[Records from a dataset]
##########

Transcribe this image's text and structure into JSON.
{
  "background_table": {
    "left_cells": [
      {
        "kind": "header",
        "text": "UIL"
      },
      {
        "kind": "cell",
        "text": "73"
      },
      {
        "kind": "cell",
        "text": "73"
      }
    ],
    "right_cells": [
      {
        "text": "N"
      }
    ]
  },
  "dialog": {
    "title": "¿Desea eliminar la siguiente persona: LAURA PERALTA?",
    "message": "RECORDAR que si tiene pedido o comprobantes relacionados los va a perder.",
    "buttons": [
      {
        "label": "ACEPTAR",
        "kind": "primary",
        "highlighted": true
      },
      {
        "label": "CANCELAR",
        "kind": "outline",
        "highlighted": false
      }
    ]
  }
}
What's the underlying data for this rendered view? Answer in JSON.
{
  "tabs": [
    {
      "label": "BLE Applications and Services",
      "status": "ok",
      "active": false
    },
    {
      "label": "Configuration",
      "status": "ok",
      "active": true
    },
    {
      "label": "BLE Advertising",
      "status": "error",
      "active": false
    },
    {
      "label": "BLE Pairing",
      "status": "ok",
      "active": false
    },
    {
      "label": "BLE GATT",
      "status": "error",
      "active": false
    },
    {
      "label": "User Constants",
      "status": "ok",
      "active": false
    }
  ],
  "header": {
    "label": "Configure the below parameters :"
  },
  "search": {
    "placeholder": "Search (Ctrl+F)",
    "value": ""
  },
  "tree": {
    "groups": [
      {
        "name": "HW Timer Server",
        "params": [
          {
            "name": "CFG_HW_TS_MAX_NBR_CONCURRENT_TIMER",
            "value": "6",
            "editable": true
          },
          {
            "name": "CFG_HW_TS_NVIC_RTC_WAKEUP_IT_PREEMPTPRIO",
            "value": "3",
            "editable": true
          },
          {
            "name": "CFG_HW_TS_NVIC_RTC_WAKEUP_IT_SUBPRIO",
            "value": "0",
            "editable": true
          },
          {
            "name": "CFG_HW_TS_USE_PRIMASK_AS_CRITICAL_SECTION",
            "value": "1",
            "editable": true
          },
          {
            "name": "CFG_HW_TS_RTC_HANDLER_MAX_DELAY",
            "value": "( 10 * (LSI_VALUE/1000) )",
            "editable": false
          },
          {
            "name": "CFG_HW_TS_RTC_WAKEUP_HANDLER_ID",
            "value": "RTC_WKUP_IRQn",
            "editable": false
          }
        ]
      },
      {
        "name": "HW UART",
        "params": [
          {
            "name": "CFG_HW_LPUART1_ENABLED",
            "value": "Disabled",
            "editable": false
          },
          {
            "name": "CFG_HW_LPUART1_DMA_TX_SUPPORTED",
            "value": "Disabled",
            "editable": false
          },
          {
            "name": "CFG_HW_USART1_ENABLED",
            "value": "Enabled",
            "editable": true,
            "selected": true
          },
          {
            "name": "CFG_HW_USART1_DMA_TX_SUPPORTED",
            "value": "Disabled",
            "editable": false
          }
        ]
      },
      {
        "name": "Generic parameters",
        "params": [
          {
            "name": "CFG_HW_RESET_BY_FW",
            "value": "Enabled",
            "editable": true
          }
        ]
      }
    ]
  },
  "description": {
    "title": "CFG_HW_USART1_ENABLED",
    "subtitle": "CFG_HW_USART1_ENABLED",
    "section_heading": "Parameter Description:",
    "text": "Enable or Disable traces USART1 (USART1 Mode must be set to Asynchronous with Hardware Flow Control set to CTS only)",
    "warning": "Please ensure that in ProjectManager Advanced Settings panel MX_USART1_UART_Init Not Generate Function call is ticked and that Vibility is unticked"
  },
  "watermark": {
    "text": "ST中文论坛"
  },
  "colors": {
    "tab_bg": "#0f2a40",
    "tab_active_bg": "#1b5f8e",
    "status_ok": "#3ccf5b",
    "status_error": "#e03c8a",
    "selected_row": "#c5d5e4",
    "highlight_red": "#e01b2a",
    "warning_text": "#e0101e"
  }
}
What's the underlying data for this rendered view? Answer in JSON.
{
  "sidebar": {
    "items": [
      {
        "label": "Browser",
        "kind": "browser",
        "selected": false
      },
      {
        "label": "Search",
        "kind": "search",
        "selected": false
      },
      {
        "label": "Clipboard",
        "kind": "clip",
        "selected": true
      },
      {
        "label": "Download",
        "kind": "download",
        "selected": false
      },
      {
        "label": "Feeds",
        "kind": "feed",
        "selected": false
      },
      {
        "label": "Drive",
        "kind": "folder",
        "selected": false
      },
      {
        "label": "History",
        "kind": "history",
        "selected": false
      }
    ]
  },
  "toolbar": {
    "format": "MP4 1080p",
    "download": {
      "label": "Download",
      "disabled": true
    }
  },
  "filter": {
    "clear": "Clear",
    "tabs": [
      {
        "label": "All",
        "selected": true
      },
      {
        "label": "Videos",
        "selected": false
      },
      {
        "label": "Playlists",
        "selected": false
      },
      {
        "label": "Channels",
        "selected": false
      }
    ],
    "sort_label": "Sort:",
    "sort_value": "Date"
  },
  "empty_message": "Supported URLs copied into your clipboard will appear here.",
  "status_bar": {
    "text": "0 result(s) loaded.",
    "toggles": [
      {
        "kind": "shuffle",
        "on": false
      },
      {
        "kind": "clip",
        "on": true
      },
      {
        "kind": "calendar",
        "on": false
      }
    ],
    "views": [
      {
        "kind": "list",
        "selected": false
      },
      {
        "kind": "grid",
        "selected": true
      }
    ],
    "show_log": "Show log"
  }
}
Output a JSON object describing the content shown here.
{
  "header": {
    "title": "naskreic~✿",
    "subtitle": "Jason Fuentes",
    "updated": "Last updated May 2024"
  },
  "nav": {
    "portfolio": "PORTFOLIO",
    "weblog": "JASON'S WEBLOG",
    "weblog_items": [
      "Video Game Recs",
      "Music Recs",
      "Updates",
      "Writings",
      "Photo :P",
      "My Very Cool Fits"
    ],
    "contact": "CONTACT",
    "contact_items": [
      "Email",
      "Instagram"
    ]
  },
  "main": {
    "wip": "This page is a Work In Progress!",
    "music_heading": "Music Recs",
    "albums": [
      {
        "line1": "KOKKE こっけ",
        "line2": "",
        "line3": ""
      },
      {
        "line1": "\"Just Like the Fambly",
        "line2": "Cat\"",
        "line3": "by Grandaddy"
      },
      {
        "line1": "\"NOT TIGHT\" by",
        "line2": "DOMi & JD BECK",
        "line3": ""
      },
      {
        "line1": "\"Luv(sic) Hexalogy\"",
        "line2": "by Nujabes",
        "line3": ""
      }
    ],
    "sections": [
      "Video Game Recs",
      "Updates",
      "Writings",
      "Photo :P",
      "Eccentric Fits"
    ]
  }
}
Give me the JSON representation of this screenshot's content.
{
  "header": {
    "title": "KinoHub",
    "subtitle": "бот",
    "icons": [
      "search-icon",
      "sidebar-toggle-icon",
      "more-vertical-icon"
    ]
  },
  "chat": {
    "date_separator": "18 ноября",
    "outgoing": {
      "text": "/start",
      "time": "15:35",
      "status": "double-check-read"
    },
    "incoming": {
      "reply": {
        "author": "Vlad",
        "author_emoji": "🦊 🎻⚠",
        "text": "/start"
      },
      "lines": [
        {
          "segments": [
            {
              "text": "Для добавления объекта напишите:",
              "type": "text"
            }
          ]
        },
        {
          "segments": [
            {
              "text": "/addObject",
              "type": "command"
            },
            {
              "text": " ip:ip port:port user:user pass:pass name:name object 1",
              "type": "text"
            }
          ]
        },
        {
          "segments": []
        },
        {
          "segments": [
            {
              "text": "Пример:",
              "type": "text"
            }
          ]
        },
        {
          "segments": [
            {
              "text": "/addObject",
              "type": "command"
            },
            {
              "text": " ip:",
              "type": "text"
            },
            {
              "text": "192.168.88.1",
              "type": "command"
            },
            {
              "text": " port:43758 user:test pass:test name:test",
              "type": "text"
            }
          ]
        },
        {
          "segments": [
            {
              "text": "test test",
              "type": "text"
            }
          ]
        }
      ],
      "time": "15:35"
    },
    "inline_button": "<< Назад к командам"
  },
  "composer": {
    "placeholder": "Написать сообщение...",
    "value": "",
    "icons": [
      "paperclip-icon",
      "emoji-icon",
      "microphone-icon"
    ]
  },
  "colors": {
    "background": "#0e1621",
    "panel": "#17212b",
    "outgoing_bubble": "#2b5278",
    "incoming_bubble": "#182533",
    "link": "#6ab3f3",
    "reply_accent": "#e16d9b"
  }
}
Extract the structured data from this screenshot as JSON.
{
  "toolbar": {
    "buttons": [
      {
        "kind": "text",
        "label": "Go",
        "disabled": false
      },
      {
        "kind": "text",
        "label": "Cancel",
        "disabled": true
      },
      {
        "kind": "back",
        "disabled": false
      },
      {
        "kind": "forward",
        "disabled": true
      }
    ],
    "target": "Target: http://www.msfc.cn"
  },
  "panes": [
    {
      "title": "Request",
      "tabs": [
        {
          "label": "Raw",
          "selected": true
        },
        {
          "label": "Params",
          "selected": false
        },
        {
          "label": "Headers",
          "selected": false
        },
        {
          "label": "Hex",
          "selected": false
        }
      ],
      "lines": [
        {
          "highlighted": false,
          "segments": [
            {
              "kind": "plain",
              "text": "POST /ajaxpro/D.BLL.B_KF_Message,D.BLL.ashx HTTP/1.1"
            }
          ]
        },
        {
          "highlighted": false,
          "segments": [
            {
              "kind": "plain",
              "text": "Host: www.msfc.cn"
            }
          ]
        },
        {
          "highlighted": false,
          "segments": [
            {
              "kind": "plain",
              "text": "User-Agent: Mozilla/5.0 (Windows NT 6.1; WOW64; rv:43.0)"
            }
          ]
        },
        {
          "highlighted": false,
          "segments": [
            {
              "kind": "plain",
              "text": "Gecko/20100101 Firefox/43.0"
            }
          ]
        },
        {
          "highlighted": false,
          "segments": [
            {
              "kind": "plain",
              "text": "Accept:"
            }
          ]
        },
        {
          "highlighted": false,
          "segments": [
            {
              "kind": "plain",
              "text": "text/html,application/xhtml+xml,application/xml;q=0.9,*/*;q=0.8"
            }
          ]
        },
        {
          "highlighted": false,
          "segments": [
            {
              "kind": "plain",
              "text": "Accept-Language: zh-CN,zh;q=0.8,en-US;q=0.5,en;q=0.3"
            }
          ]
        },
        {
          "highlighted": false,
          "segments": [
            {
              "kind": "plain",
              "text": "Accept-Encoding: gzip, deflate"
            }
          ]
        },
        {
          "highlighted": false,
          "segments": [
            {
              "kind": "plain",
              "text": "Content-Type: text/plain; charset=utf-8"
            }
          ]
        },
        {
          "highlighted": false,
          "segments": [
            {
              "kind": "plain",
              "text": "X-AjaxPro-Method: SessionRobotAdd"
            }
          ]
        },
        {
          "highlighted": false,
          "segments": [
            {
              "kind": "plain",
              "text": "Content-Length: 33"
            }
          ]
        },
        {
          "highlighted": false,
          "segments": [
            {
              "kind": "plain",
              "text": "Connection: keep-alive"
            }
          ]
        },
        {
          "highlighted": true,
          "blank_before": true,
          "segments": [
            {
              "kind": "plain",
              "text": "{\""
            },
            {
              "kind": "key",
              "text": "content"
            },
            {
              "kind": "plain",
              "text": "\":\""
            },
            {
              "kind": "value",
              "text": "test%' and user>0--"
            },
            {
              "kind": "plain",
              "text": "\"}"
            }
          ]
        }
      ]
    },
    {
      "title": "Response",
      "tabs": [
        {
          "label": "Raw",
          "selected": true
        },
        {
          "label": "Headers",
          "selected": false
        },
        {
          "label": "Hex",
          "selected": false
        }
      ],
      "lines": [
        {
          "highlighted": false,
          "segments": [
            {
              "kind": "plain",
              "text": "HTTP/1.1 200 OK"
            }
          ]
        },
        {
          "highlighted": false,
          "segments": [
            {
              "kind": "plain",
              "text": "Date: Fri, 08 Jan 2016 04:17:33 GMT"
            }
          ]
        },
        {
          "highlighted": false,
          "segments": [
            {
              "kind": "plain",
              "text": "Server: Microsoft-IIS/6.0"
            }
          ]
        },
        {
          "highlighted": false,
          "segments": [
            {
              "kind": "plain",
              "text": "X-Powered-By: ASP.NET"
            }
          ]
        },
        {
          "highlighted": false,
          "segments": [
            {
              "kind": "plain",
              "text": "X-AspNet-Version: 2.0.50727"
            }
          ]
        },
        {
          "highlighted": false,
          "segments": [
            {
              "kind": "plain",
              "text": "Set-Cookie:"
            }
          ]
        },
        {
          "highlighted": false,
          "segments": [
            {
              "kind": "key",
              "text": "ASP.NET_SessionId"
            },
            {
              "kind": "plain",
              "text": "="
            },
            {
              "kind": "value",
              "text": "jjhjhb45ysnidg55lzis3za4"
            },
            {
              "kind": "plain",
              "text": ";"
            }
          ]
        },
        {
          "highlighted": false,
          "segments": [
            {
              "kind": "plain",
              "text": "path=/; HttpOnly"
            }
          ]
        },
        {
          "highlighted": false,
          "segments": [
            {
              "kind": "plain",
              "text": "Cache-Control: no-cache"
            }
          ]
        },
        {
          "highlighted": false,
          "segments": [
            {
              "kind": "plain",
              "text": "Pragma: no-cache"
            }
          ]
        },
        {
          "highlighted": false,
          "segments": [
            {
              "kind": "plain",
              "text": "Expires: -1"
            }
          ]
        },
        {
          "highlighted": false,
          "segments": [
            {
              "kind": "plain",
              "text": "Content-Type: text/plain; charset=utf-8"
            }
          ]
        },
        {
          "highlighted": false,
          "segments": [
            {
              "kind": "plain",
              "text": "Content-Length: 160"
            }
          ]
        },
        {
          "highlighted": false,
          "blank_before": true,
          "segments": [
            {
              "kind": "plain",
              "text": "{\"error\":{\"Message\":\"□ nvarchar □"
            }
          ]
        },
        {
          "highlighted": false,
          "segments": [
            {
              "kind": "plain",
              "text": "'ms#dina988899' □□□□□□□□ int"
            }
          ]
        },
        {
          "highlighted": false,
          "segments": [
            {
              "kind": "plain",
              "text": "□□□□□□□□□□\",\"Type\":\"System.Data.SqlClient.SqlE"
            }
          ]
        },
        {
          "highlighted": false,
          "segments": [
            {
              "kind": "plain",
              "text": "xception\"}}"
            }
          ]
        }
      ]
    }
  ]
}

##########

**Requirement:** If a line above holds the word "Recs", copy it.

**Answer to the problem:**
      "Video Game Recs",
      "Music Recs",
    "music_heading": "Music Recs",
      "Video Game Recs",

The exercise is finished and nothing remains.